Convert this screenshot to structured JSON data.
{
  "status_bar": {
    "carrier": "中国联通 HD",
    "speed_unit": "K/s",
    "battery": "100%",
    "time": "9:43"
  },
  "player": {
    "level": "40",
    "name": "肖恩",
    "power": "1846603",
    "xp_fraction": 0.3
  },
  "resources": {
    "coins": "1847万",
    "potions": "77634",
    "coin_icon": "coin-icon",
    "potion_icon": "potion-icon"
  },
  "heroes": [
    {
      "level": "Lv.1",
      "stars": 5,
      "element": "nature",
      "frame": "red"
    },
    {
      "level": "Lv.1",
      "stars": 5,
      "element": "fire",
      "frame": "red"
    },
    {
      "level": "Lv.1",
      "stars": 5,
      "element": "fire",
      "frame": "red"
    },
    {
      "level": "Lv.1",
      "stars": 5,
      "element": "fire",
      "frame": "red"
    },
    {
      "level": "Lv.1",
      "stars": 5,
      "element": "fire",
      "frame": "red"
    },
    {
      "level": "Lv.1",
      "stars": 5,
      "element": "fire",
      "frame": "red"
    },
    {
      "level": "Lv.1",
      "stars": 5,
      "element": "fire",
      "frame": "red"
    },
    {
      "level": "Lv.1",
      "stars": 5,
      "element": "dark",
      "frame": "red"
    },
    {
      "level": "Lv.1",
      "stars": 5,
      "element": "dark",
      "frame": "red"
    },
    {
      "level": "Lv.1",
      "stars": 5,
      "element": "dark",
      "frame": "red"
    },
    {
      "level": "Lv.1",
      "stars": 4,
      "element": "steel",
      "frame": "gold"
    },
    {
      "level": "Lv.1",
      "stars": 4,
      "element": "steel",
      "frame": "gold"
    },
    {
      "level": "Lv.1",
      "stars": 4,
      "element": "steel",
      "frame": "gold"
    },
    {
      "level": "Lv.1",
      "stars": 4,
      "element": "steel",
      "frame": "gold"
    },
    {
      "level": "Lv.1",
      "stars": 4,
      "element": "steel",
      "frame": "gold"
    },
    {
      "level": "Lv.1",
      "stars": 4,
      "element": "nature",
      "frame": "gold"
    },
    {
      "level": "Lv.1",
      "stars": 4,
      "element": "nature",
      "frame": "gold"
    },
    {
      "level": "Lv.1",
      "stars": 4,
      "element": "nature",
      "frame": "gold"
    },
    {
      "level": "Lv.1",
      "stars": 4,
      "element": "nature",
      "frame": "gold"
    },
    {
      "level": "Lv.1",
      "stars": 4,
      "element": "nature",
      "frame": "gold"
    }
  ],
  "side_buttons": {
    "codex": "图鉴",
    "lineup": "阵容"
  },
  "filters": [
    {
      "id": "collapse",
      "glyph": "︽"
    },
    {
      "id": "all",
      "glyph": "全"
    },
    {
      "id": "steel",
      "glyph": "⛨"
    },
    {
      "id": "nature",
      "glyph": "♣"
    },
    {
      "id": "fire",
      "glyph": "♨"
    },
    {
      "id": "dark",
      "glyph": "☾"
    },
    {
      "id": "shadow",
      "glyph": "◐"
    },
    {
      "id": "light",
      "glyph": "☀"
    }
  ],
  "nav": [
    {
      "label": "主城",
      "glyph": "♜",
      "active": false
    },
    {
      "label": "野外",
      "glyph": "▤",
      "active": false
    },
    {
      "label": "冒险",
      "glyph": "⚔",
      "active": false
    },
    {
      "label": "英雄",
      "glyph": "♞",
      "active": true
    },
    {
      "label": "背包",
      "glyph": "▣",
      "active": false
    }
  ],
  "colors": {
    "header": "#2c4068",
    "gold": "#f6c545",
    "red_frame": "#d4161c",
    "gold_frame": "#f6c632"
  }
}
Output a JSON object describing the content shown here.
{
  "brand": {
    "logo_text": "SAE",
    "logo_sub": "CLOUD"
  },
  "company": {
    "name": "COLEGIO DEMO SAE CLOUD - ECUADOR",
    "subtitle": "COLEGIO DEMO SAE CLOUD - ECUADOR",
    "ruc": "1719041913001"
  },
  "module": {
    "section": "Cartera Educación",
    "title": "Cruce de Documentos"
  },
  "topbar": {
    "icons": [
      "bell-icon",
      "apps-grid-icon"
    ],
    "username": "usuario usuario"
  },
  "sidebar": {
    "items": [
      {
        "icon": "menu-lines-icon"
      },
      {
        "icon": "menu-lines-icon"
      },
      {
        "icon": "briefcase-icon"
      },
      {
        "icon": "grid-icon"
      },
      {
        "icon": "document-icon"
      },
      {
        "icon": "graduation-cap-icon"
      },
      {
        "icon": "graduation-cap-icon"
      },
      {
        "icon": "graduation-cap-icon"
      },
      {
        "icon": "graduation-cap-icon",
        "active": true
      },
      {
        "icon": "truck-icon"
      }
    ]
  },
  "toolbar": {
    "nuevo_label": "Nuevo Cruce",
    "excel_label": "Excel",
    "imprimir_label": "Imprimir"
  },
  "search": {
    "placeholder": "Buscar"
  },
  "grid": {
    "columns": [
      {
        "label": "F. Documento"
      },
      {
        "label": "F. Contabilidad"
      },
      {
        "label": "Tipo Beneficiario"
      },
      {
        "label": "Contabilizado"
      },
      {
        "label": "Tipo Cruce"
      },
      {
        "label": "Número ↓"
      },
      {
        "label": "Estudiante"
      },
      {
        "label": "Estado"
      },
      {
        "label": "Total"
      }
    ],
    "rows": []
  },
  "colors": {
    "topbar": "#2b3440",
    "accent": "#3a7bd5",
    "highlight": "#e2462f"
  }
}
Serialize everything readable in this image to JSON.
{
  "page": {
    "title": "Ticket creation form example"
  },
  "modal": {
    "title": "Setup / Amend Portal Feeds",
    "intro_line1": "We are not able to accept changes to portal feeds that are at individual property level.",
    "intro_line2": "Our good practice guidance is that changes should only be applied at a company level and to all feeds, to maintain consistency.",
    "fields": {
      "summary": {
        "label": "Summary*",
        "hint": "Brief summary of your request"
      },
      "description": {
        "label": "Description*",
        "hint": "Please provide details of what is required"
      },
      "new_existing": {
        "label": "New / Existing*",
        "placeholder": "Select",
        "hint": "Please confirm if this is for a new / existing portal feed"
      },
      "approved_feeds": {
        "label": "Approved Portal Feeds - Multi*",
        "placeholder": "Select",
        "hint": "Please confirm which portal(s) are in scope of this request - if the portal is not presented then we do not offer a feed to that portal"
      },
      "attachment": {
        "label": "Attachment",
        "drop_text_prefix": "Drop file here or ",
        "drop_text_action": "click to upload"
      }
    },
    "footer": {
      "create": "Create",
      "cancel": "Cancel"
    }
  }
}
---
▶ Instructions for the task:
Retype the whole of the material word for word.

▶ Output:
Convert this screenshot to structured JSON data.
{
  "status_bar": {
    "carrier": "中国联通 HD",
    "speed_unit": "K/s",
    "battery": "100%",
    "time": "9:43"
  },
  "player": {
    "level": "40",
    "name": "肖恩",
    "power": "1846603",
    "xp_fraction": 0.3
  },
  "resources": {
    "coins": "1847万",
    "potions": "77634",
    "coin_icon": "coin-icon",
    "potion_icon": "potion-icon"
  },
  "heroes": [
    {
      "level": "Lv.1",
      "stars": 5,
      "element": "nature",
      "frame": "red"
    },
    {
      "level": "Lv.1",
      "stars": 5,
      "element": "fire",
      "frame": "red"
    },
    {
      "level": "Lv.1",
      "stars": 5,
      "element": "fire",
      "frame": "red"
    },
    {
      "level": "Lv.1",
      "stars": 5,
      "element": "fire",
      "frame": "red"
    },
    {
      "level": "Lv.1",
      "stars": 5,
      "element": "fire",
      "frame": "red"
    },
    {
      "level": "Lv.1",
      "stars": 5,
      "element": "fire",
      "frame": "red"
    },
    {
      "level": "Lv.1",
      "stars": 5,
      "element": "fire",
      "frame": "red"
    },
    {
      "level": "Lv.1",
      "stars": 5,
      "element": "dark",
      "frame": "red"
    },
    {
      "level": "Lv.1",
      "stars": 5,
      "element": "dark",
      "frame": "red"
    },
    {
      "level": "Lv.1",
      "stars": 5,
      "element": "dark",
      "frame": "red"
    },
    {
      "level": "Lv.1",
      "stars": 4,
      "element": "steel",
      "frame": "gold"
    },
    {
      "level": "Lv.1",
      "stars": 4,
      "element": "steel",
      "frame": "gold"
    },
    {
      "level": "Lv.1",
      "stars": 4,
      "element": "steel",
      "frame": "gold"
    },
    {
      "level": "Lv.1",
      "stars": 4,
      "element": "steel",
      "frame": "gold"
    },
    {
      "level": "Lv.1",
      "stars": 4,
      "element": "steel",
      "frame": "gold"
    },
    {
      "level": "Lv.1",
      "stars": 4,
      "element": "nature",
      "frame": "gold"
    },
    {
      "level": "Lv.1",
      "stars": 4,
      "element": "nature",
      "frame": "gold"
    },
    {
      "level": "Lv.1",
      "stars": 4,
      "element": "nature",
      "frame": "gold"
    },
    {
      "level": "Lv.1",
      "stars": 4,
      "element": "nature",
      "frame": "gold"
    },
    {
      "level": "Lv.1",
      "stars": 4,
      "element": "nature",
      "frame": "gold"
    }
  ],
  "side_buttons": {
    "codex": "图鉴",
    "lineup": "阵容"
  },
  "filters": [
    {
      "id": "collapse",
      "glyph": "︽"
    },
    {
      "id": "all",
      "glyph": "全"
    },
    {
      "id": "steel",
      "glyph": "⛨"
    },
    {
      "id": "nature",
      "glyph": "♣"
    },
    {
      "id": "fire",
      "glyph": "♨"
    },
    {
      "id": "dark",
      "glyph": "☾"
    },
    {
      "id": "shadow",
      "glyph": "◐"
    },
    {
      "id": "light",
      "glyph": "☀"
    }
  ],
  "nav": [
    {
      "label": "主城",
      "glyph": "♜",
      "active": false
    },
    {
      "label": "野外",
      "glyph": "▤",
      "active": false
    },
    {
      "label": "冒险",
      "glyph": "⚔",
      "active": false
    },
    {
      "label": "英雄",
      "glyph": "♞",
      "active": true
    },
    {
      "label": "背包",
      "glyph": "▣",
      "active": false
    }
  ],
  "colors": {
    "header": "#2c4068",
    "gold": "#f6c545",
    "red_frame": "#d4161c",
    "gold_frame": "#f6c632"
  }
}
Output a JSON object describing the content shown here.
{
  "brand": {
    "logo_text": "SAE",
    "logo_sub": "CLOUD"
  },
  "company": {
    "name": "COLEGIO DEMO SAE CLOUD - ECUADOR",
    "subtitle": "COLEGIO DEMO SAE CLOUD - ECUADOR",
    "ruc": "1719041913001"
  },
  "module": {
    "section": "Cartera Educación",
    "title": "Cruce de Documentos"
  },
  "topbar": {
    "icons": [
      "bell-icon",
      "apps-grid-icon"
    ],
    "username": "usuario usuario"
  },
  "sidebar": {
    "items": [
      {
        "icon": "menu-lines-icon"
      },
      {
        "icon": "menu-lines-icon"
      },
      {
        "icon": "briefcase-icon"
      },
      {
        "icon": "grid-icon"
      },
      {
        "icon": "document-icon"
      },
      {
        "icon": "graduation-cap-icon"
      },
      {
        "icon": "graduation-cap-icon"
      },
      {
        "icon": "graduation-cap-icon"
      },
      {
        "icon": "graduation-cap-icon",
        "active": true
      },
      {
        "icon": "truck-icon"
      }
    ]
  },
  "toolbar": {
    "nuevo_label": "Nuevo Cruce",
    "excel_label": "Excel",
    "imprimir_label": "Imprimir"
  },
  "search": {
    "placeholder": "Buscar"
  },
  "grid": {
    "columns": [
      {
        "label": "F. Documento"
      },
      {
        "label": "F. Contabilidad"
      },
      {
        "label": "Tipo Beneficiario"
      },
      {
        "label": "Contabilizado"
      },
      {
        "label": "Tipo Cruce"
      },
      {
        "label": "Número ↓"
      },
      {
        "label": "Estudiante"
      },
      {
        "label": "Estado"
      },
      {
        "label": "Total"
      }
    ],
    "rows": []
  },
  "colors": {
    "topbar": "#2b3440",
    "accent": "#3a7bd5",
    "highlight": "#e2462f"
  }
}
Serialize everything readable in this image to JSON.
{
  "page": {
    "title": "Ticket creation form example"
  },
  "modal": {
    "title": "Setup / Amend Portal Feeds",
    "intro_line1": "We are not able to accept changes to portal feeds that are at individual property level.",
    "intro_line2": "Our good practice guidance is that changes should only be applied at a company level and to all feeds, to maintain consistency.",
    "fields": {
      "summary": {
        "label": "Summary*",
        "hint": "Brief summary of your request"
      },
      "description": {
        "label": "Description*",
        "hint": "Please provide details of what is required"
      },
      "new_existing": {
        "label": "New / Existing*",
        "placeholder": "Select",
        "hint": "Please confirm if this is for a new / existing portal feed"
      },
      "approved_feeds": {
        "label": "Approved Portal Feeds - Multi*",
        "placeholder": "Select",
        "hint": "Please confirm which portal(s) are in scope of this request - if the portal is not presented then we do not offer a feed to that portal"
      },
      "attachment": {
        "label": "Attachment",
        "drop_text_prefix": "Drop file here or ",
        "drop_text_action": "click to upload"
      }
    },
    "footer": {
      "create": "Create",
      "cancel": "Cancel"
    }
  }
}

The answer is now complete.